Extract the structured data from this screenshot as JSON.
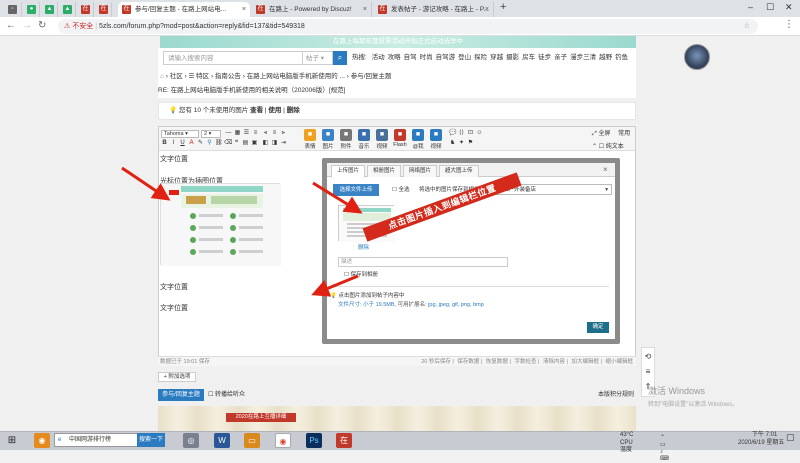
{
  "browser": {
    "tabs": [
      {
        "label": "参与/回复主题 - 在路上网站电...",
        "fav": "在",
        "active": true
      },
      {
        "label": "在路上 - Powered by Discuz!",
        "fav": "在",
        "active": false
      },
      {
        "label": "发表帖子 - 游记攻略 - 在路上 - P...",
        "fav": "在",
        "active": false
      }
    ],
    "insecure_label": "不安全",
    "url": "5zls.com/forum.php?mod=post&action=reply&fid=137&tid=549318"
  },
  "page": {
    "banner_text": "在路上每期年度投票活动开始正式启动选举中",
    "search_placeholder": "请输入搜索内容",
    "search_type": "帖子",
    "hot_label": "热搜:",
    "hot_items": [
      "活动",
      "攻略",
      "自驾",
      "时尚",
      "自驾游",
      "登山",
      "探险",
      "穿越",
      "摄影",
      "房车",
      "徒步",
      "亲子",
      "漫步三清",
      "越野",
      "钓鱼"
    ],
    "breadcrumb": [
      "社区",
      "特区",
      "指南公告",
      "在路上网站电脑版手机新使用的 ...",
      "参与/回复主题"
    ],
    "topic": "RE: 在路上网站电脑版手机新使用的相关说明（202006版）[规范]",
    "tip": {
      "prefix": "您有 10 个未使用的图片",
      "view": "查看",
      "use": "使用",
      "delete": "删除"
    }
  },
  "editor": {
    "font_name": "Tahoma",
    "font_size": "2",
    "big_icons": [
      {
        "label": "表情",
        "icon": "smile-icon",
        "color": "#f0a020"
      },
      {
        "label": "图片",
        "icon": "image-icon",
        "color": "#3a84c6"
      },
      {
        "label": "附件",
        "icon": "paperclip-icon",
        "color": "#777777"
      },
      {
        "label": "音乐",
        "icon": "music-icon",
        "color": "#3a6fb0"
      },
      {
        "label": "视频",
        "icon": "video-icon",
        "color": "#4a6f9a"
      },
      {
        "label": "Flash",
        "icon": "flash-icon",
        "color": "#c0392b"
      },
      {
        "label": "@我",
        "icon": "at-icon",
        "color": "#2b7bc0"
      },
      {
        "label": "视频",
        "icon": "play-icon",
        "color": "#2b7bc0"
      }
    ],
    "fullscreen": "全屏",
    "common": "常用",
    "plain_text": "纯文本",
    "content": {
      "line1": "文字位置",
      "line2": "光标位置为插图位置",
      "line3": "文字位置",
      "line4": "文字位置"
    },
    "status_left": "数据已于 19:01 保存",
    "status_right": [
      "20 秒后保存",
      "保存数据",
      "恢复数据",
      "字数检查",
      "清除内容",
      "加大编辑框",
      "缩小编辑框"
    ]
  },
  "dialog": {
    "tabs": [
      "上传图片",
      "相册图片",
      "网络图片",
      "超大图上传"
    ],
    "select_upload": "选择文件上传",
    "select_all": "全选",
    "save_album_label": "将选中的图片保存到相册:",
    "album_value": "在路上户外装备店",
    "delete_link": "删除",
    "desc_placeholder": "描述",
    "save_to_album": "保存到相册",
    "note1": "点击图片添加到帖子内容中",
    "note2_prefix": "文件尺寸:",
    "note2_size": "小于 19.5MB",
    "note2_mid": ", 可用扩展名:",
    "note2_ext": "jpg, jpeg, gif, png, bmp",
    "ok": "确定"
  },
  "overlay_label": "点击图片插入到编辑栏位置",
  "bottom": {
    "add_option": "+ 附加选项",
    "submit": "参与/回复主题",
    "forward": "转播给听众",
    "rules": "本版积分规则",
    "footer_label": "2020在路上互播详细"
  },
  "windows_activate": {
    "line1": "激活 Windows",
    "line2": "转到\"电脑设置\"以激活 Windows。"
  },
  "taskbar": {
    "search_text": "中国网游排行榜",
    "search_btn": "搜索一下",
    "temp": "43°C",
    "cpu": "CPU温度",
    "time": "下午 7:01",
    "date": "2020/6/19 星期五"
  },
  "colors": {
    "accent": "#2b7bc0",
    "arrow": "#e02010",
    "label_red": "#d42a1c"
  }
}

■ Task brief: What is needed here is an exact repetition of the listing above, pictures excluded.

■ Result for this exercise:
Extract the structured data from this screenshot as JSON.
{
  "browser": {
    "tabs": [
      {
        "label": "参与/回复主题 - 在路上网站电...",
        "fav": "在",
        "active": true
      },
      {
        "label": "在路上 - Powered by Discuz!",
        "fav": "在",
        "active": false
      },
      {
        "label": "发表帖子 - 游记攻略 - 在路上 - P...",
        "fav": "在",
        "active": false
      }
    ],
    "insecure_label": "不安全",
    "url": "5zls.com/forum.php?mod=post&action=reply&fid=137&tid=549318"
  },
  "page": {
    "banner_text": "在路上每期年度投票活动开始正式启动选举中",
    "search_placeholder": "请输入搜索内容",
    "search_type": "帖子",
    "hot_label": "热搜:",
    "hot_items": [
      "活动",
      "攻略",
      "自驾",
      "时尚",
      "自驾游",
      "登山",
      "探险",
      "穿越",
      "摄影",
      "房车",
      "徒步",
      "亲子",
      "漫步三清",
      "越野",
      "钓鱼"
    ],
    "breadcrumb": [
      "社区",
      "特区",
      "指南公告",
      "在路上网站电脑版手机新使用的 ...",
      "参与/回复主题"
    ],
    "topic": "RE: 在路上网站电脑版手机新使用的相关说明（202006版）[规范]",
    "tip": {
      "prefix": "您有 10 个未使用的图片",
      "view": "查看",
      "use": "使用",
      "delete": "删除"
    }
  },
  "editor": {
    "font_name": "Tahoma",
    "font_size": "2",
    "big_icons": [
      {
        "label": "表情",
        "icon": "smile-icon",
        "color": "#f0a020"
      },
      {
        "label": "图片",
        "icon": "image-icon",
        "color": "#3a84c6"
      },
      {
        "label": "附件",
        "icon": "paperclip-icon",
        "color": "#777777"
      },
      {
        "label": "音乐",
        "icon": "music-icon",
        "color": "#3a6fb0"
      },
      {
        "label": "视频",
        "icon": "video-icon",
        "color": "#4a6f9a"
      },
      {
        "label": "Flash",
        "icon": "flash-icon",
        "color": "#c0392b"
      },
      {
        "label": "@我",
        "icon": "at-icon",
        "color": "#2b7bc0"
      },
      {
        "label": "视频",
        "icon": "play-icon",
        "color": "#2b7bc0"
      }
    ],
    "fullscreen": "全屏",
    "common": "常用",
    "plain_text": "纯文本",
    "content": {
      "line1": "文字位置",
      "line2": "光标位置为插图位置",
      "line3": "文字位置",
      "line4": "文字位置"
    },
    "status_left": "数据已于 19:01 保存",
    "status_right": [
      "20 秒后保存",
      "保存数据",
      "恢复数据",
      "字数检查",
      "清除内容",
      "加大编辑框",
      "缩小编辑框"
    ]
  },
  "dialog": {
    "tabs": [
      "上传图片",
      "相册图片",
      "网络图片",
      "超大图上传"
    ],
    "select_upload": "选择文件上传",
    "select_all": "全选",
    "save_album_label": "将选中的图片保存到相册:",
    "album_value": "在路上户外装备店",
    "delete_link": "删除",
    "desc_placeholder": "描述",
    "save_to_album": "保存到相册",
    "note1": "点击图片添加到帖子内容中",
    "note2_prefix": "文件尺寸:",
    "note2_size": "小于 19.5MB",
    "note2_mid": ", 可用扩展名:",
    "note2_ext": "jpg, jpeg, gif, png, bmp",
    "ok": "确定"
  },
  "overlay_label": "点击图片插入到编辑栏位置",
  "bottom": {
    "add_option": "+ 附加选项",
    "submit": "参与/回复主题",
    "forward": "转播给听众",
    "rules": "本版积分规则",
    "footer_label": "2020在路上互播详细"
  },
  "windows_activate": {
    "line1": "激活 Windows",
    "line2": "转到\"电脑设置\"以激活 Windows。"
  },
  "taskbar": {
    "search_text": "中国网游排行榜",
    "search_btn": "搜索一下",
    "temp": "43°C",
    "cpu": "CPU温度",
    "time": "下午 7:01",
    "date": "2020/6/19 星期五"
  },
  "colors": {
    "accent": "#2b7bc0",
    "arrow": "#e02010",
    "label_red": "#d42a1c"
  }
}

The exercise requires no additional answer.